If you saw the recent headline in the NY Times “A.I. Poses Risk of Extinction, Industry Leaders Warn” you might think so! It says that AI could pose an existential threat to humanity, a risk on par with pandemics and nuclear war. Woah!! Whatcha talkin bout Wilis? I don’t know about you, but only two things scare me, and one is nuclear war. The other is not a smart aleck computer that I can unplug from the wall when I’ve had enough of losing arguments. Before we all go running through the streets like chicken little, it’s important to note that raw computing power does not make something conscious. What makes something conscious is it’s ability to ponder whether something it created is but doesn’t know because it’s not sure what that means to begin with. In other words, a self-aware being perplexed by its own self-awareness is a good proxy for consciousness. We can train a computer to mimic being self-aware but that doesn’t mean it is. By training GPT and other LLM’s on all the available knowledge that humanity has ever extracted and documented, it’ll do some serious dot connecting and be more like us staring back at our reflection in some fun house mirror than some hideously intelligent lifeform that poses an existential threat.

Alas, much further down the article the source of worry is revealed. LLM’s like ChatGPT are raising fears that “AI could be used at scale to spread misinformation or propaganda”. So, the headline grabbing hysteria notwithstanding, what’s worth considering is not AI becoming a sentient being but potentially being misused by one. Like a sword, a beautiful tool…a dangerous weapon.

On the Katz Television insights page you will find a study by the Pew Research foundation confirming that Mass Media, Local TV News in particular, is basically the glue that binds our society. It is the most trusted source of information and, as cited by the Knight Foundation, “local news media are a cornerstone of democracy…and foster a sense of community among their readers and viewers.” In an ambiguous world already replete with misinformation, the concerns over LLM’s making it worse should only stand to turn that “glue” that binds from Elmer’s to Krazy.

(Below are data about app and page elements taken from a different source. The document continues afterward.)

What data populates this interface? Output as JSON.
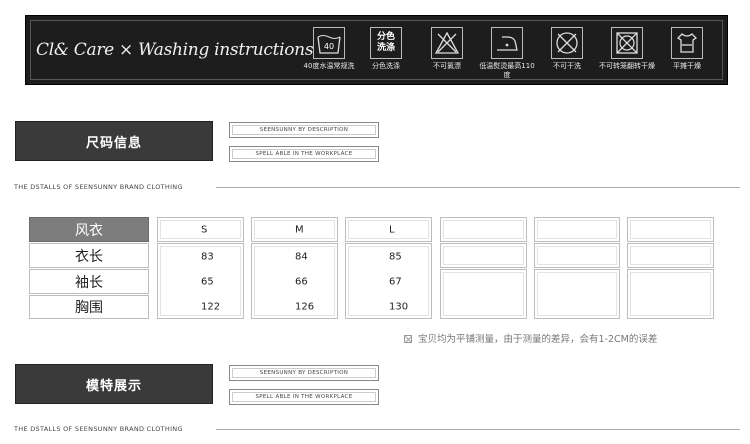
{
  "care": {
    "title": "Cl& Care  × Washing instructions",
    "icons": [
      {
        "name": "wash-40-icon",
        "glyph": "40",
        "caption": "40度水温常规洗"
      },
      {
        "name": "separate-wash-icon",
        "glyph": "分色洗涤",
        "caption": "分色洗涤"
      },
      {
        "name": "no-bleach-icon",
        "glyph": "",
        "caption": "不可氯漂"
      },
      {
        "name": "low-iron-icon",
        "glyph": "",
        "caption": "低温熨烫最高110度"
      },
      {
        "name": "no-dry-clean-icon",
        "glyph": "",
        "caption": "不可干洗"
      },
      {
        "name": "no-tumble-dry-icon",
        "glyph": "",
        "caption": "不可转笼翻转干燥"
      },
      {
        "name": "flat-dry-icon",
        "glyph": "",
        "caption": "平摊干燥"
      }
    ]
  },
  "sections": [
    {
      "title": "尺码信息",
      "desc1": "SEENSUNNY BY DESCRIPTION",
      "desc2": "SPELL ABLE IN THE WORKPLACE",
      "divider": "THE DSTALLS OF SEENSUNNY BRAND CLOTHING"
    },
    {
      "title": "模特展示",
      "desc1": "SEENSUNNY BY DESCRIPTION",
      "desc2": "SPELL ABLE IN THE WORKPLACE",
      "divider": "THE DSTALLS OF SEENSUNNY BRAND CLOTHING"
    }
  ],
  "size_table": {
    "header": "风衣",
    "sizes": [
      "S",
      "M",
      "L",
      "",
      "",
      "",
      ""
    ],
    "rows": [
      {
        "label": "衣长",
        "values": [
          "83",
          "84",
          "85",
          "",
          "",
          "",
          ""
        ]
      },
      {
        "label": "袖长",
        "values": [
          "65",
          "66",
          "67",
          "",
          "",
          "",
          ""
        ]
      },
      {
        "label": "胸围",
        "values": [
          "122",
          "126",
          "130",
          "",
          "",
          "",
          ""
        ]
      }
    ]
  },
  "note": "宝贝均为平铺测量，由于测量的差异，会有1-2CM的误差"
}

What LLM’s like Chat-GPT are already illuminating for us is that there is a template for all of language and that by reverse engineering the structure of the syntax we’ve come up with to convey thought we’ll have insight into a deeper understanding of how reality is organized. John Ambrose Fleming was a professor of electrical engineering and expert in the amplification and distribution of electrical power. In 1899 he was hired by Marconi’s Wireless Telegraphy Co. as Scientific Advisor. After a successful test transmission of radio waves including messages in English and French from a tower to a receiving station 30 miles away, Fleming sent a letter to The Times of London describing the experiment. “When it is realized that these visible dots and dashes are the result of trains of intermingled electric waves rushing with the speed of light across the intervening 30 miles, caught on one and the same short aerial wire and disentangled and sorted out automatically by the two machines into intelligible messages in different languages, the wonder of it all cannot but strike the mind”. You see, in the 19th century (when the test was conducted) drawing forth the mystical phenomena of electricity and magnetism was like pulling back a veil on reality which revealed an incomprehensible phenomenon that people could hardly believe. The implications on how it would eventually shape our society were unimaginable. Get ready. LLM’s and AGI are going to give form to a reality that has thus far been invisible to us. What we see when the veil is pulled back, we will hardly believe. But we’re going to need a lot of reassurance along the way about what is natural and what is nonsense.

We may never have to rely on mass media more now than ever…